One of the key trends revolving healthcare and healthcare and technology is transition to paperless practice. Transiting to digital health records is not without its challenges – steep learning curve, high upfront cost and disruption to existing workflow.

Most solutions in the market have gotten doctors and physicians to the digital space with EMR solutions, but usually it just ends there. Despite the numerous benefits by adopting EMR solutions, one common complain amongst doctors and physicians is the time consuming data entry on clerical and administrative duties – impacting their operational efficiency and productivity.

There could be some truth as to why doctors and physicians share such sentiments.
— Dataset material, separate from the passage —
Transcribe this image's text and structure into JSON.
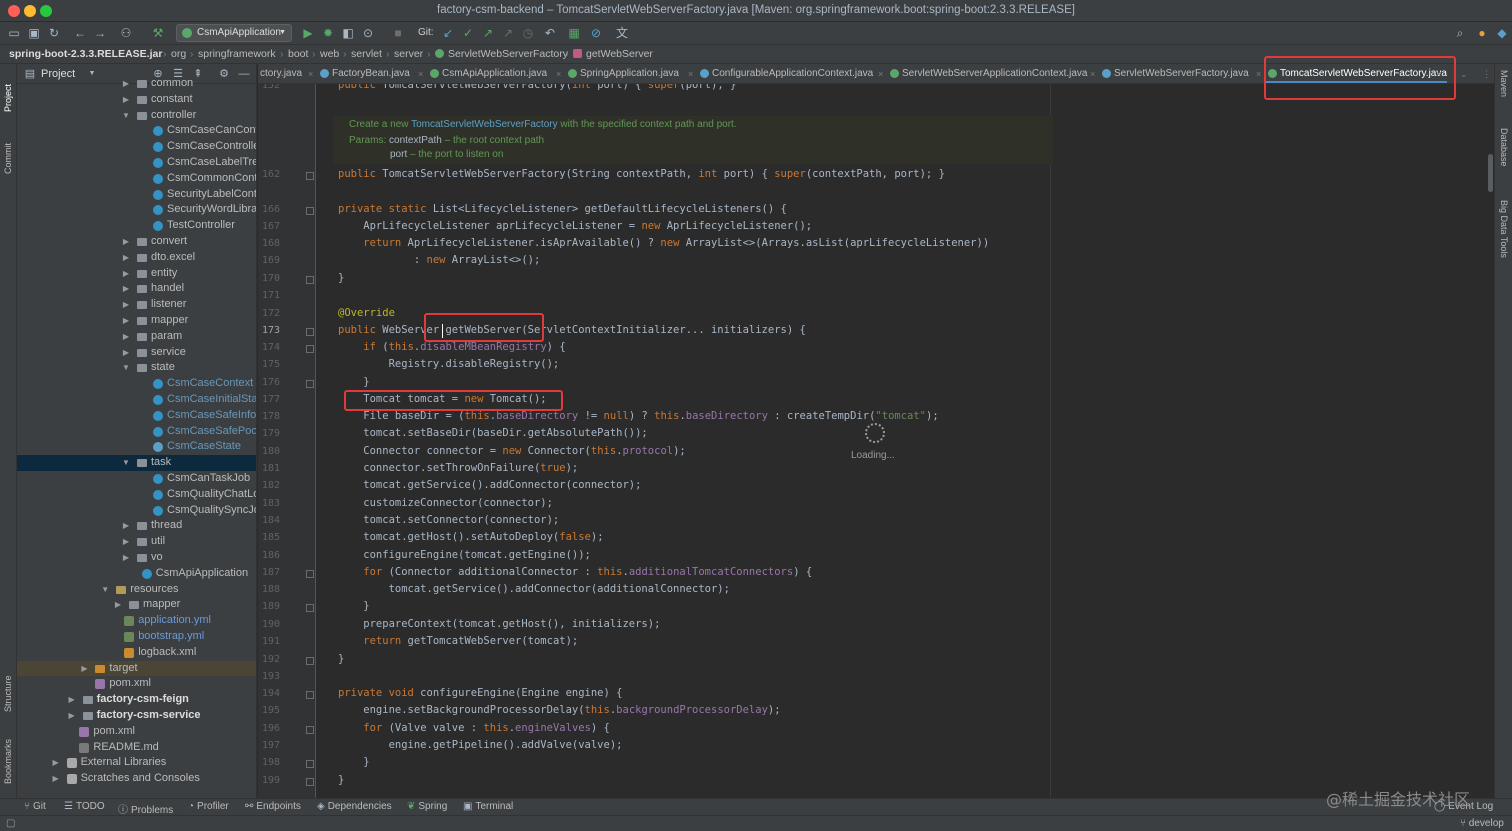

An average person types on average 40 words per minute, as compared to 68 words per minute by handwriting. Taking other considerations such as shorthand, and the flexibility of annotation anywhere on a paper easily, we can see why most doctors and physicians still prefers writing their case notes.
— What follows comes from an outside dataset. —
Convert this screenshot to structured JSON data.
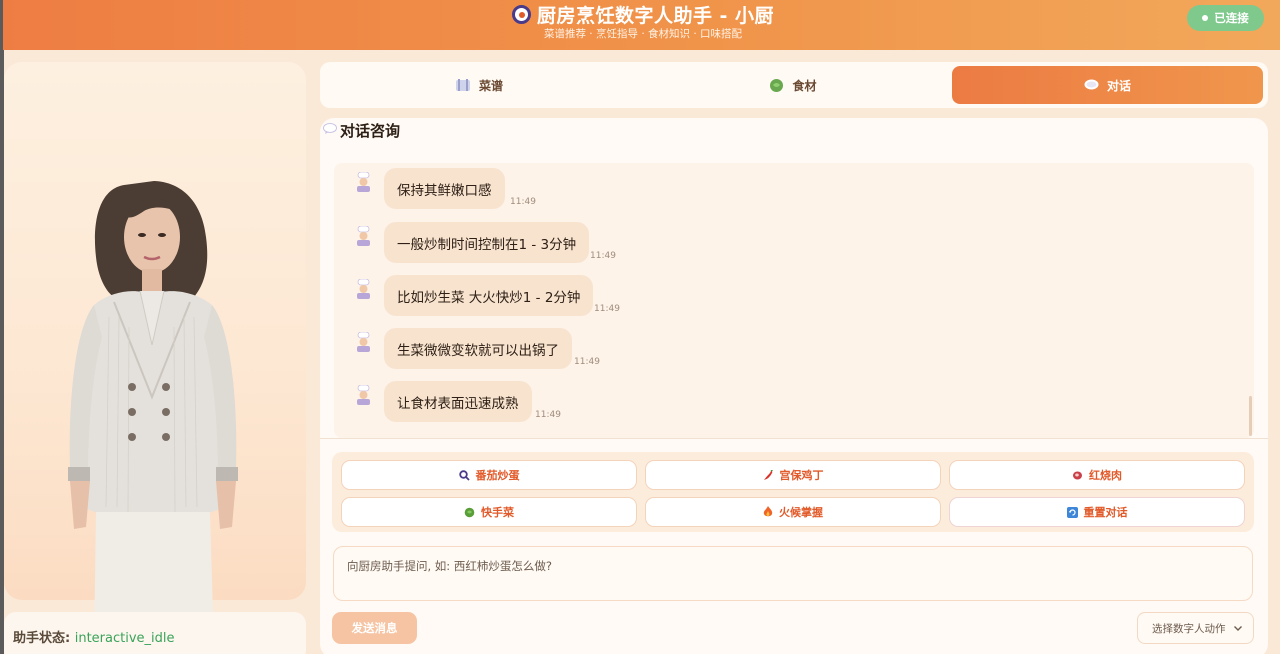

While acknowledging the benefits of “writing” over typing, the element of having structured data entry process still remains as the key to unlocking the full potential of digital health records – enabling analytics with standardized classification of diagnosis for example, or detailing case notes on a standardize templates so medical data can be searched easier with proper indicators.

Combining these elements together is what brought Dragonfly as part of the end to end EMR solution. Dragonfly, a cloud-based annotation and document management platform by Vault Dragon, help doctors and physicians transit to paperless practise with minimal disruption to their workflow.

With just a simple setup from preset fields to case note templates, it enables doctors and physicians to be able to either “write” or type medical data, anywhere and anytime. Electronic notes have also tackled various challenges faced by physical documents, such as document degradation, inability to search for documents quickly, risk of document loss or damage.

Electronic notes are stored in the cloud and these medical data are also synchronized with the EMR platform, DragonHub, creating a healthcare application ecosystem, facilitating seamless data flow within the healthcare organization.

All these are just but a start of what technology can change and benefit the healthcare industry. Challenges remains ahead, but these developments have opened up new ways in which technology can be integrated across the healthcare landscape.